Entries from a dataset of interfaces:
■ ■ ■ ■ ■
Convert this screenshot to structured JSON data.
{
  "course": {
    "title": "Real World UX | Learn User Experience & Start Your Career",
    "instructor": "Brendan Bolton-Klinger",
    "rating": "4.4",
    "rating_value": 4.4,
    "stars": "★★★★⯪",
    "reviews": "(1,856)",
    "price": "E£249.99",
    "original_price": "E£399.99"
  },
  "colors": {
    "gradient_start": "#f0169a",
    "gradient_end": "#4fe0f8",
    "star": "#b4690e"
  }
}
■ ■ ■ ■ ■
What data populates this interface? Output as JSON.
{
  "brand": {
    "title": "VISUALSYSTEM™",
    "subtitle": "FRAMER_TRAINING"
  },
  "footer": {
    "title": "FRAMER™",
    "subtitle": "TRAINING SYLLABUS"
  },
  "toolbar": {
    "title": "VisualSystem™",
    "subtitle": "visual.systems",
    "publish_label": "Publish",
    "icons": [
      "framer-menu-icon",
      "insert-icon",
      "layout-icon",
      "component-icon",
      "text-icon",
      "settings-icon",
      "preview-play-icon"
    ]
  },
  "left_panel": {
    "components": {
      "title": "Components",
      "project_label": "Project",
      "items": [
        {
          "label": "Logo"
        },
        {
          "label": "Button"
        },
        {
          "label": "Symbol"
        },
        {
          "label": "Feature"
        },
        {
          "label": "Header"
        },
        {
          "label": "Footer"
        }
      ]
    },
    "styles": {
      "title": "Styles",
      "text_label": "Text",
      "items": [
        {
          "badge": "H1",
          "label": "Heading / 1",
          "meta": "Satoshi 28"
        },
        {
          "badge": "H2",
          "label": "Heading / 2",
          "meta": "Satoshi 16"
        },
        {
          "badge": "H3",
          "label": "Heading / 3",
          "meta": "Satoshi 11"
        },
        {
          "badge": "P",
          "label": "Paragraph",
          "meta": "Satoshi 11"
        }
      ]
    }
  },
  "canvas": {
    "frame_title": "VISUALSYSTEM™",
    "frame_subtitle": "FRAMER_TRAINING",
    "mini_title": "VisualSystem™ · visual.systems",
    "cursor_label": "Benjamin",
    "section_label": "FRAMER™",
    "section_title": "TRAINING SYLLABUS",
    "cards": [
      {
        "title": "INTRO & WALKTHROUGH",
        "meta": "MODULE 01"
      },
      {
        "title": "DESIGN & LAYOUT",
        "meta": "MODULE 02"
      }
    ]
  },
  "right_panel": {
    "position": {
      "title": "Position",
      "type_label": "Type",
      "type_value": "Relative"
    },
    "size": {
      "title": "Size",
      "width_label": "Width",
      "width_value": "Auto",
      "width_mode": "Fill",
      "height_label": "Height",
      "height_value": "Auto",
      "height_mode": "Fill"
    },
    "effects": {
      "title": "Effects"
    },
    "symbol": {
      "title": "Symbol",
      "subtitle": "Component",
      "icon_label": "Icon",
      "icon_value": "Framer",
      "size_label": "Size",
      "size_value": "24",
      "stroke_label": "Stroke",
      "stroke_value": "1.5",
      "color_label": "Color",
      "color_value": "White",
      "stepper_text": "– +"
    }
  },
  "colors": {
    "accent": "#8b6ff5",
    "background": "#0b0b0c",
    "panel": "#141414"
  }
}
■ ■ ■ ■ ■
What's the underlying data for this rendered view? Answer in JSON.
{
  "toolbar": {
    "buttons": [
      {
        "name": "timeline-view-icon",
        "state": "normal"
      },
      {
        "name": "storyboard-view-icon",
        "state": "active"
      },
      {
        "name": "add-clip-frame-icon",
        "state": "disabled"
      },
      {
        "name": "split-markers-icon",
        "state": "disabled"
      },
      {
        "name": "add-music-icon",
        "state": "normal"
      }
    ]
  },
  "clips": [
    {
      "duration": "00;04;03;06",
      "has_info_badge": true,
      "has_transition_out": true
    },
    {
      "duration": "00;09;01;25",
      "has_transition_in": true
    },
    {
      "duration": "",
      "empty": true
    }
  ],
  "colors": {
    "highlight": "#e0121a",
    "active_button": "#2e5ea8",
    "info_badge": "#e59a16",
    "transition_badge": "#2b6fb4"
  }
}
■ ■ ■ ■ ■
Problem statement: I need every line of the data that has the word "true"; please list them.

Solution to the exercise:
      "has_info_badge": true,
      "has_transition_out": true
      "has_transition_in": true
      "empty": true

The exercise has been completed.